Every entry below should be restated word for word, except for its images.

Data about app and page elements
________________________

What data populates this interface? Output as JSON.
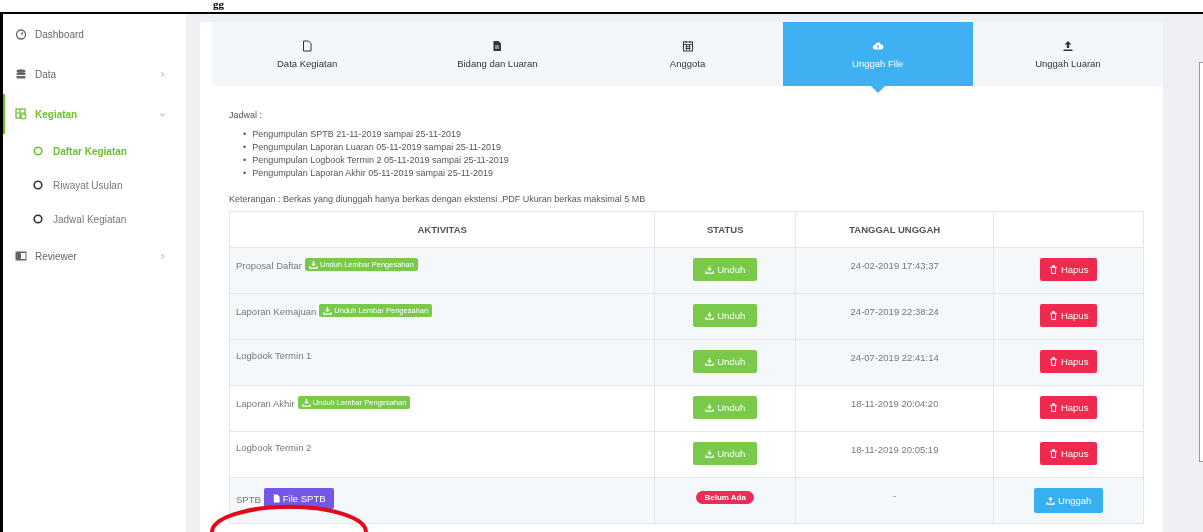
{
  "fragment_top": "gg",
  "sidebar": {
    "items": [
      {
        "label": "Dashboard",
        "selected": false
      },
      {
        "label": "Data",
        "selected": false,
        "expanded": false
      },
      {
        "label": "Kegiatan",
        "selected": true,
        "expanded": true,
        "children": [
          {
            "label": "Daftar Kegiatan",
            "selected": true
          },
          {
            "label": "Riwayat Usulan",
            "selected": false
          },
          {
            "label": "Jadwal Kegiatan",
            "selected": false
          }
        ]
      },
      {
        "label": "Reviewer",
        "selected": false,
        "expanded": false
      }
    ]
  },
  "tabs": [
    {
      "label": "Data Kegiatan",
      "selected": false
    },
    {
      "label": "Bidang dan Luaran",
      "selected": false
    },
    {
      "label": "Anggota",
      "selected": false
    },
    {
      "label": "Unggah File",
      "selected": true
    },
    {
      "label": "Unggah Luaran",
      "selected": false
    }
  ],
  "schedule": {
    "title": "Jadwal :",
    "items": [
      {
        "marker": "•",
        "text": "Pengumpulan SPTB 21-11-2019 sampai 25-11-2019"
      },
      {
        "marker": "•",
        "text": "Pengumpulan Laporan Luaran 05-11-2019 sampai 25-11-2019"
      },
      {
        "marker": "•",
        "text": "Pengumpulan Logbook Termin 2 05-11-2019 sampai 25-11-2019"
      },
      {
        "marker": "•",
        "text": "Pengumpulan Laporan Akhir 05-11-2019 sampai 25-11-2019"
      }
    ]
  },
  "note": "Keterangan : Berkas yang diunggah hanya berkas dengan ekstensi .PDF Ukuran berkas maksimal 5 MB",
  "table": {
    "columns": [
      "AKTIVITAS",
      "STATUS",
      "TANGGAL UNGGAH"
    ],
    "rows": [
      {
        "activity": "Proposal Daftar",
        "attachment": {
          "kind": "download",
          "label": "Unduh Lembar Pengesahan"
        },
        "status": {
          "kind": "button",
          "label": "Unduh"
        },
        "date": "24-02-2019 17:43:37",
        "action": {
          "kind": "delete",
          "label": "Hapus"
        }
      },
      {
        "activity": "Laporan Kemajuan",
        "attachment": {
          "kind": "download",
          "label": "Unduh Lembar Pengesahan"
        },
        "status": {
          "kind": "button",
          "label": "Unduh"
        },
        "date": "24-07-2019 22:38:24",
        "action": {
          "kind": "delete",
          "label": "Hapus"
        }
      },
      {
        "activity": "Logbook Termin 1",
        "status": {
          "kind": "button",
          "label": "Unduh"
        },
        "date": "24-07-2019 22:41:14",
        "action": {
          "kind": "delete",
          "label": "Hapus"
        }
      },
      {
        "activity": "Laporan Akhir",
        "attachment": {
          "kind": "download",
          "label": "Unduh Lembar Pengesahan"
        },
        "status": {
          "kind": "button",
          "label": "Unduh"
        },
        "date": "18-11-2019 20:04:20",
        "action": {
          "kind": "delete",
          "label": "Hapus"
        }
      },
      {
        "activity": "Logbook Termin 2",
        "status": {
          "kind": "button",
          "label": "Unduh"
        },
        "date": "18-11-2019 20:05:19",
        "action": {
          "kind": "delete",
          "label": "Hapus"
        }
      },
      {
        "activity": "SPTB",
        "attachment": {
          "kind": "file",
          "label": "File SPTB"
        },
        "status": {
          "kind": "badge",
          "label": "Belum Ada"
        },
        "date": "-",
        "action": {
          "kind": "upload",
          "label": "Unggah"
        }
      }
    ]
  }
}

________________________

Result for this exercise:
What data populates this interface? Output as JSON.
{
  "fragment_top": "gg",
  "sidebar": {
    "items": [
      {
        "label": "Dashboard",
        "selected": false
      },
      {
        "label": "Data",
        "selected": false,
        "expanded": false
      },
      {
        "label": "Kegiatan",
        "selected": true,
        "expanded": true,
        "children": [
          {
            "label": "Daftar Kegiatan",
            "selected": true
          },
          {
            "label": "Riwayat Usulan",
            "selected": false
          },
          {
            "label": "Jadwal Kegiatan",
            "selected": false
          }
        ]
      },
      {
        "label": "Reviewer",
        "selected": false,
        "expanded": false
      }
    ]
  },
  "tabs": [
    {
      "label": "Data Kegiatan",
      "selected": false
    },
    {
      "label": "Bidang dan Luaran",
      "selected": false
    },
    {
      "label": "Anggota",
      "selected": false
    },
    {
      "label": "Unggah File",
      "selected": true
    },
    {
      "label": "Unggah Luaran",
      "selected": false
    }
  ],
  "schedule": {
    "title": "Jadwal :",
    "items": [
      {
        "marker": "•",
        "text": "Pengumpulan SPTB 21-11-2019 sampai 25-11-2019"
      },
      {
        "marker": "•",
        "text": "Pengumpulan Laporan Luaran 05-11-2019 sampai 25-11-2019"
      },
      {
        "marker": "•",
        "text": "Pengumpulan Logbook Termin 2 05-11-2019 sampai 25-11-2019"
      },
      {
        "marker": "•",
        "text": "Pengumpulan Laporan Akhir 05-11-2019 sampai 25-11-2019"
      }
    ]
  },
  "note": "Keterangan : Berkas yang diunggah hanya berkas dengan ekstensi .PDF Ukuran berkas maksimal 5 MB",
  "table": {
    "columns": [
      "AKTIVITAS",
      "STATUS",
      "TANGGAL UNGGAH"
    ],
    "rows": [
      {
        "activity": "Proposal Daftar",
        "attachment": {
          "kind": "download",
          "label": "Unduh Lembar Pengesahan"
        },
        "status": {
          "kind": "button",
          "label": "Unduh"
        },
        "date": "24-02-2019 17:43:37",
        "action": {
          "kind": "delete",
          "label": "Hapus"
        }
      },
      {
        "activity": "Laporan Kemajuan",
        "attachment": {
          "kind": "download",
          "label": "Unduh Lembar Pengesahan"
        },
        "status": {
          "kind": "button",
          "label": "Unduh"
        },
        "date": "24-07-2019 22:38:24",
        "action": {
          "kind": "delete",
          "label": "Hapus"
        }
      },
      {
        "activity": "Logbook Termin 1",
        "status": {
          "kind": "button",
          "label": "Unduh"
        },
        "date": "24-07-2019 22:41:14",
        "action": {
          "kind": "delete",
          "label": "Hapus"
        }
      },
      {
        "activity": "Laporan Akhir",
        "attachment": {
          "kind": "download",
          "label": "Unduh Lembar Pengesahan"
        },
        "status": {
          "kind": "button",
          "label": "Unduh"
        },
        "date": "18-11-2019 20:04:20",
        "action": {
          "kind": "delete",
          "label": "Hapus"
        }
      },
      {
        "activity": "Logbook Termin 2",
        "status": {
          "kind": "button",
          "label": "Unduh"
        },
        "date": "18-11-2019 20:05:19",
        "action": {
          "kind": "delete",
          "label": "Hapus"
        }
      },
      {
        "activity": "SPTB",
        "attachment": {
          "kind": "file",
          "label": "File SPTB"
        },
        "status": {
          "kind": "badge",
          "label": "Belum Ada"
        },
        "date": "-",
        "action": {
          "kind": "upload",
          "label": "Unggah"
        }
      }
    ]
  }
}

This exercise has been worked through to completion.